[Data — start]

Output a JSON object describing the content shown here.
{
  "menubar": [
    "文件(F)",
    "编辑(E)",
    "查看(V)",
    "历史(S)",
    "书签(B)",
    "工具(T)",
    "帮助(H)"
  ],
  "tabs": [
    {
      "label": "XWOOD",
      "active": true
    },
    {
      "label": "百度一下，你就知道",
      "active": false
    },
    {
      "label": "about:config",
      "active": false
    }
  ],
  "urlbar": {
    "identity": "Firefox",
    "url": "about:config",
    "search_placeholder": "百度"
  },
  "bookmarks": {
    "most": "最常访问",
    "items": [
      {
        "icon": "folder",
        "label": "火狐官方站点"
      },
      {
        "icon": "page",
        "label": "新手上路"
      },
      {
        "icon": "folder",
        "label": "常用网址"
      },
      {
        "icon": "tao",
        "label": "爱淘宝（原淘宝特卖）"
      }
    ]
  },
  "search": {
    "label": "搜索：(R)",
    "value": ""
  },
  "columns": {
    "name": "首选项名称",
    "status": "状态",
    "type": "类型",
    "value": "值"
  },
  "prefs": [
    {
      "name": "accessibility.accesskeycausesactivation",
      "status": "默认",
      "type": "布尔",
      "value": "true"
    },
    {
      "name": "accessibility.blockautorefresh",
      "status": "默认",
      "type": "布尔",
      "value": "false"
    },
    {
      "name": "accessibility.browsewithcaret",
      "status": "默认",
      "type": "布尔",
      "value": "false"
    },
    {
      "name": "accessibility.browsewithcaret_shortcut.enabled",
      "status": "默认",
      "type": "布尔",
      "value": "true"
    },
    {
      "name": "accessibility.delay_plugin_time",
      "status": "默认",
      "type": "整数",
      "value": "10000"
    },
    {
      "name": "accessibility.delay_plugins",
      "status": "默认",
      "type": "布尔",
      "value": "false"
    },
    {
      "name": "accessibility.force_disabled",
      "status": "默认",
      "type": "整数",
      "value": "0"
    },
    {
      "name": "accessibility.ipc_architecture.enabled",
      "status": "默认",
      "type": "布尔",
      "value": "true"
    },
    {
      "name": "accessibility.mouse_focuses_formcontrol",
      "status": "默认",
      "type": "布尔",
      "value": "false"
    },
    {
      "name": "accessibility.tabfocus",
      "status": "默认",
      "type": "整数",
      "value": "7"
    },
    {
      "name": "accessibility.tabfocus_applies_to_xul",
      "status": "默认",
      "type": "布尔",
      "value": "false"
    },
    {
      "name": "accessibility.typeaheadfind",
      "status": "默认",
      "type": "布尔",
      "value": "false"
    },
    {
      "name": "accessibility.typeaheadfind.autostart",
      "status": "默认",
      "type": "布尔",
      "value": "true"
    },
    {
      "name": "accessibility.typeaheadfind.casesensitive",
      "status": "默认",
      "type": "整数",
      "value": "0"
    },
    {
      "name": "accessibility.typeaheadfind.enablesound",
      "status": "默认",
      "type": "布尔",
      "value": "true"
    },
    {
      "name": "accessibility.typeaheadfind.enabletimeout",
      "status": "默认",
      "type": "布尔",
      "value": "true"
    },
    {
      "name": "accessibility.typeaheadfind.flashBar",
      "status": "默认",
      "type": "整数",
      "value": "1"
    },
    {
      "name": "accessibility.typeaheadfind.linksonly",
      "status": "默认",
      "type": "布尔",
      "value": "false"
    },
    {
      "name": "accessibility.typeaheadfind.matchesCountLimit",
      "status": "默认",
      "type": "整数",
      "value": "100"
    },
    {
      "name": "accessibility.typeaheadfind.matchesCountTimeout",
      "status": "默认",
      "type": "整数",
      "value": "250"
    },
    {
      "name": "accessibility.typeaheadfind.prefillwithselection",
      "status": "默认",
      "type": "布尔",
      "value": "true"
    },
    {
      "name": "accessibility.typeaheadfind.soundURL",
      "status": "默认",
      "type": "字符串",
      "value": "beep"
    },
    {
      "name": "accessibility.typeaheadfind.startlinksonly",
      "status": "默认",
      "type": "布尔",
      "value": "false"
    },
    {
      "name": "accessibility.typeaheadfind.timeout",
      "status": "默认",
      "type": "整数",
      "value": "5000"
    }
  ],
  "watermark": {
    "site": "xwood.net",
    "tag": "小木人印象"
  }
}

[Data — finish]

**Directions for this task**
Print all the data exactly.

**Output for this exercise**
Output a JSON object describing the content shown here.
{
  "menubar": [
    "文件(F)",
    "编辑(E)",
    "查看(V)",
    "历史(S)",
    "书签(B)",
    "工具(T)",
    "帮助(H)"
  ],
  "tabs": [
    {
      "label": "XWOOD",
      "active": true
    },
    {
      "label": "百度一下，你就知道",
      "active": false
    },
    {
      "label": "about:config",
      "active": false
    }
  ],
  "urlbar": {
    "identity": "Firefox",
    "url": "about:config",
    "search_placeholder": "百度"
  },
  "bookmarks": {
    "most": "最常访问",
    "items": [
      {
        "icon": "folder",
        "label": "火狐官方站点"
      },
      {
        "icon": "page",
        "label": "新手上路"
      },
      {
        "icon": "folder",
        "label": "常用网址"
      },
      {
        "icon": "tao",
        "label": "爱淘宝（原淘宝特卖）"
      }
    ]
  },
  "search": {
    "label": "搜索：(R)",
    "value": ""
  },
  "columns": {
    "name": "首选项名称",
    "status": "状态",
    "type": "类型",
    "value": "值"
  },
  "prefs": [
    {
      "name": "accessibility.accesskeycausesactivation",
      "status": "默认",
      "type": "布尔",
      "value": "true"
    },
    {
      "name": "accessibility.blockautorefresh",
      "status": "默认",
      "type": "布尔",
      "value": "false"
    },
    {
      "name": "accessibility.browsewithcaret",
      "status": "默认",
      "type": "布尔",
      "value": "false"
    },
    {
      "name": "accessibility.browsewithcaret_shortcut.enabled",
      "status": "默认",
      "type": "布尔",
      "value": "true"
    },
    {
      "name": "accessibility.delay_plugin_time",
      "status": "默认",
      "type": "整数",
      "value": "10000"
    },
    {
      "name": "accessibility.delay_plugins",
      "status": "默认",
      "type": "布尔",
      "value": "false"
    },
    {
      "name": "accessibility.force_disabled",
      "status": "默认",
      "type": "整数",
      "value": "0"
    },
    {
      "name": "accessibility.ipc_architecture.enabled",
      "status": "默认",
      "type": "布尔",
      "value": "true"
    },
    {
      "name": "accessibility.mouse_focuses_formcontrol",
      "status": "默认",
      "type": "布尔",
      "value": "false"
    },
    {
      "name": "accessibility.tabfocus",
      "status": "默认",
      "type": "整数",
      "value": "7"
    },
    {
      "name": "accessibility.tabfocus_applies_to_xul",
      "status": "默认",
      "type": "布尔",
      "value": "false"
    },
    {
      "name": "accessibility.typeaheadfind",
      "status": "默认",
      "type": "布尔",
      "value": "false"
    },
    {
      "name": "accessibility.typeaheadfind.autostart",
      "status": "默认",
      "type": "布尔",
      "value": "true"
    },
    {
      "name": "accessibility.typeaheadfind.casesensitive",
      "status": "默认",
      "type": "整数",
      "value": "0"
    },
    {
      "name": "accessibility.typeaheadfind.enablesound",
      "status": "默认",
      "type": "布尔",
      "value": "true"
    },
    {
      "name": "accessibility.typeaheadfind.enabletimeout",
      "status": "默认",
      "type": "布尔",
      "value": "true"
    },
    {
      "name": "accessibility.typeaheadfind.flashBar",
      "status": "默认",
      "type": "整数",
      "value": "1"
    },
    {
      "name": "accessibility.typeaheadfind.linksonly",
      "status": "默认",
      "type": "布尔",
      "value": "false"
    },
    {
      "name": "accessibility.typeaheadfind.matchesCountLimit",
      "status": "默认",
      "type": "整数",
      "value": "100"
    },
    {
      "name": "accessibility.typeaheadfind.matchesCountTimeout",
      "status": "默认",
      "type": "整数",
      "value": "250"
    },
    {
      "name": "accessibility.typeaheadfind.prefillwithselection",
      "status": "默认",
      "type": "布尔",
      "value": "true"
    },
    {
      "name": "accessibility.typeaheadfind.soundURL",
      "status": "默认",
      "type": "字符串",
      "value": "beep"
    },
    {
      "name": "accessibility.typeaheadfind.startlinksonly",
      "status": "默认",
      "type": "布尔",
      "value": "false"
    },
    {
      "name": "accessibility.typeaheadfind.timeout",
      "status": "默认",
      "type": "整数",
      "value": "5000"
    }
  ],
  "watermark": {
    "site": "xwood.net",
    "tag": "小木人印象"
  }
}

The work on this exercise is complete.